There are lots of great XMPP clients, such as Conversations on Android, and Gajim or Adium on desktop. Or use https://movim.eu/ if you like a web client. iOS has a few options as well, including Tigase Messenger and IM+.
Unless you're very careful, they mush together your Voice and Fi accounts, irreversibly.
When Fi was in its early days, a lot of Fi users found this out the hard way and were pissed about it. People who'd been using Voice, maintaining a separate Voice #, and who wanted to keep it that way. Who DIDN'T want that number suddenly tied to a/their cell phone.
(Hint: Create a separate browser profile (not just a Google account, but an actual separate profile under its own sub-directory). Sign up for a different Gmail/Google account. Use one account for Google Voice, and the other for Google Fi. Don't accidentally cross-pollinate.)
I want to get off Google products for many reasons, but the main reason is becoming that I can't trust them to listen to users.
How long have you been working on it? What's the exit strategy look like? How big is the team currently?
I noticed that your blog hasn't updated in over two years, while I recognize that making blog posts is time-consuming, when it comes to software that just gives the feeling that the author has abandoned the project. Maybe consider linking to an area you still frequent?
Based on https://gitlab.com/ossguy/sgx-catapult/commits/master and https://gitlab.com/ossguy/jmp-fwdcalls/commits/master it looks like I've been working on JMP's codebase for a little over 13 months now. Prior to that I worked on JMP's precursor (see https://github.com/ossguy/sopranica - also called "Phase 0"), which started about 4 years ago, and was more part-time.
Since I and a lot of my friends depend on JMP for their everyday communication, I'm not really interested in "exiting". If the project were to be sold, it would have to be to someone who cared about keeping the software free and open source, and who wanted to keep it on a federated network. I suspect going public would be a bad idea, because most of the public (i.e. investors) doesn't(/don't) care about JMP's values.
We publish an update on JMP and related projects every 1-2 months. We recently started using Mailman so you can find the past couple updates at https://soprani.ca/cgi-bin/mailman/listinfo/jmp-news and signup if you like. For day-to-day updates, you can join our group chat at https://firstname.lastname@example.org (more options for joining are at https://jmp.chat/#support , including directly from your XMPP client). That's where the majority of project-related communication happens.
And if that happens, likely someone will setup another instance and keep the same service running. That's another great advantage of JMP over Google Voice: all the code is free and open source, so anyone is free to run their own instance if they like. In fact, you could run your own instance right from the start and then be in complete control of whether JMP keeps working for you.

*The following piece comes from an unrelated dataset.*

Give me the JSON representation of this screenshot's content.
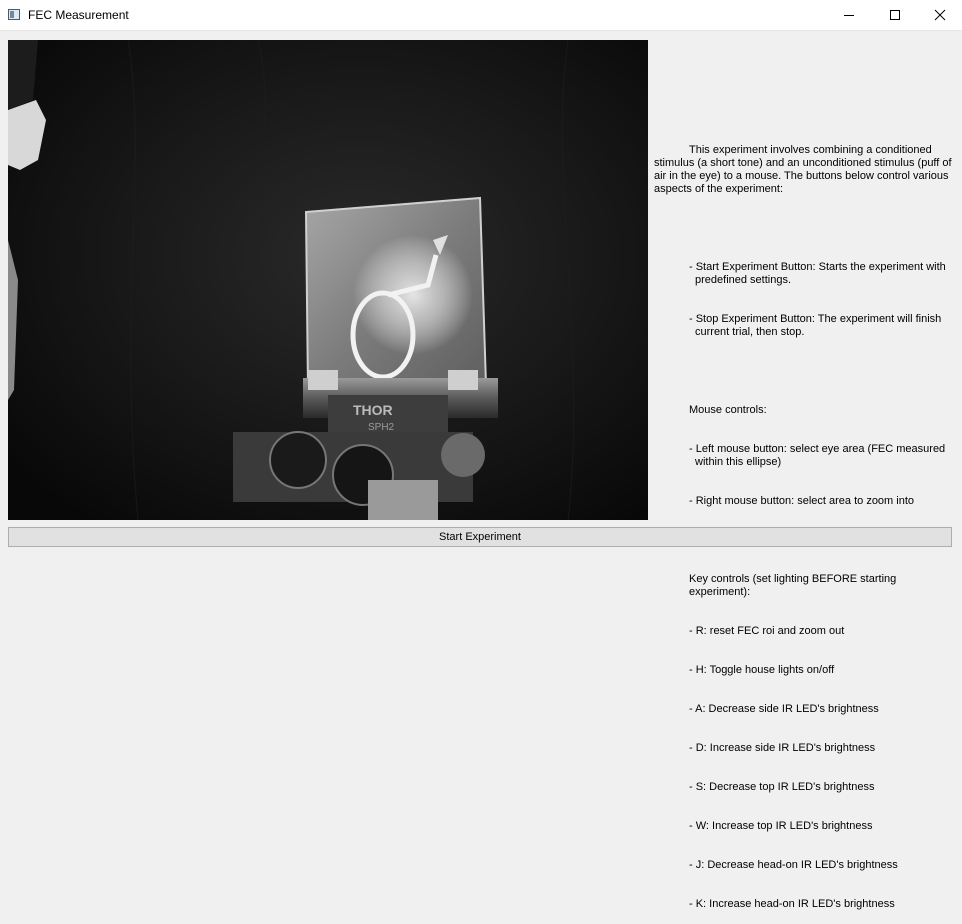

Now we've had a dozen renames and replacements, XMPP is long gone, and what's left is an almost unusable mess. Add to that the dozens of people I once had connected on Adium (from memory most on Google talk) are now strewn across loads of different chat apps.

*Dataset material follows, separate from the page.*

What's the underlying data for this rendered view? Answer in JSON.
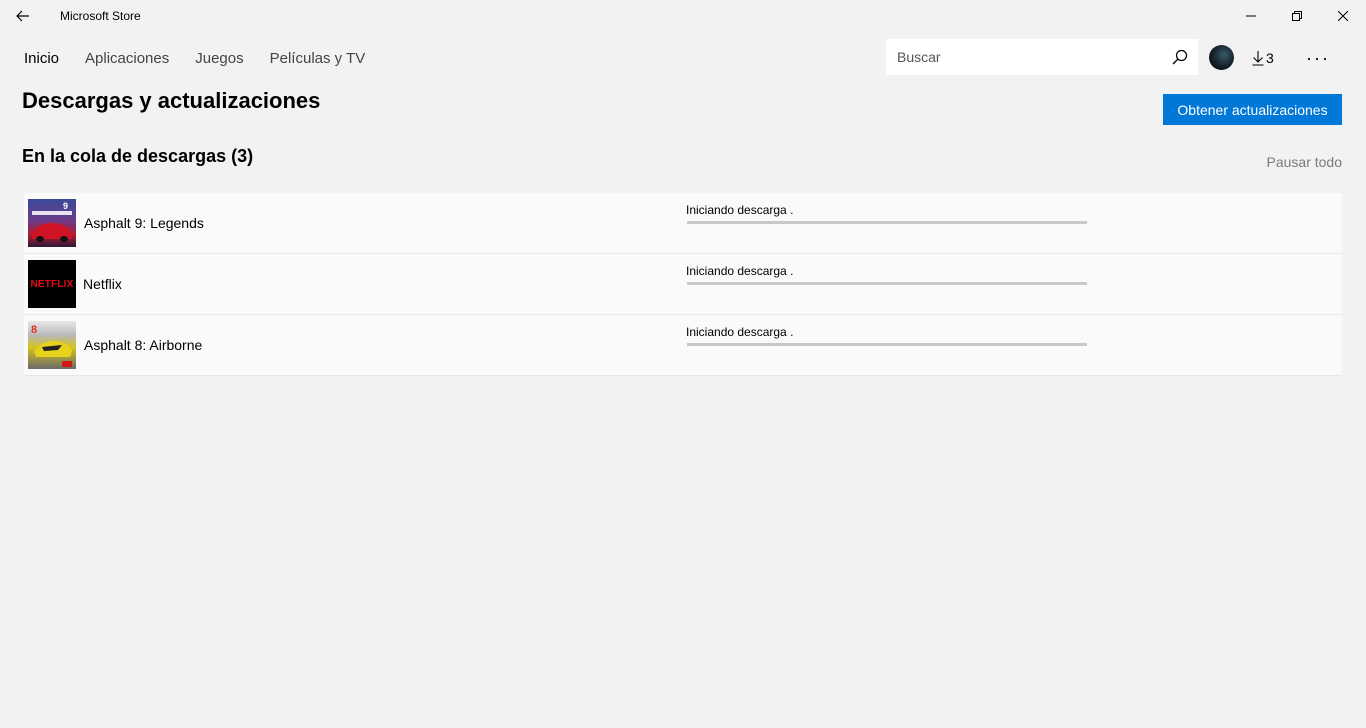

These days I'm texting more again! This really isn't the future I expected.
A while back one member of our group got tired of the 8 person running group thread we have and suggested moving to something "better". The group unanimously shot it down because we don't want to download new apps, create new accounts, then inevitably have to migrate to the brand new flashy service in 3 months.
For context, we're all late 20s/early 30s.
Edit: Actually, I believe SMS is still superior because it works even without a data connection. We spend enough time camping, skiing, attending huge sporting events, etc. any of those other services would be a significant downgrade.
And even if it were enough, a Spanish user won't pay 2 or 4 € for something that they can get for free. In fact when Whatsapp had the idea of charging a symbolic amount and suspended access to some accounts due to not paying, people started switching to Telegram en masse (Telegram even went down due to that), then they gave back access and abandoned the idea of charging.
Either install 27 apps or decide enough is enough. I've had just about enough until one can aggregate like Adium used to.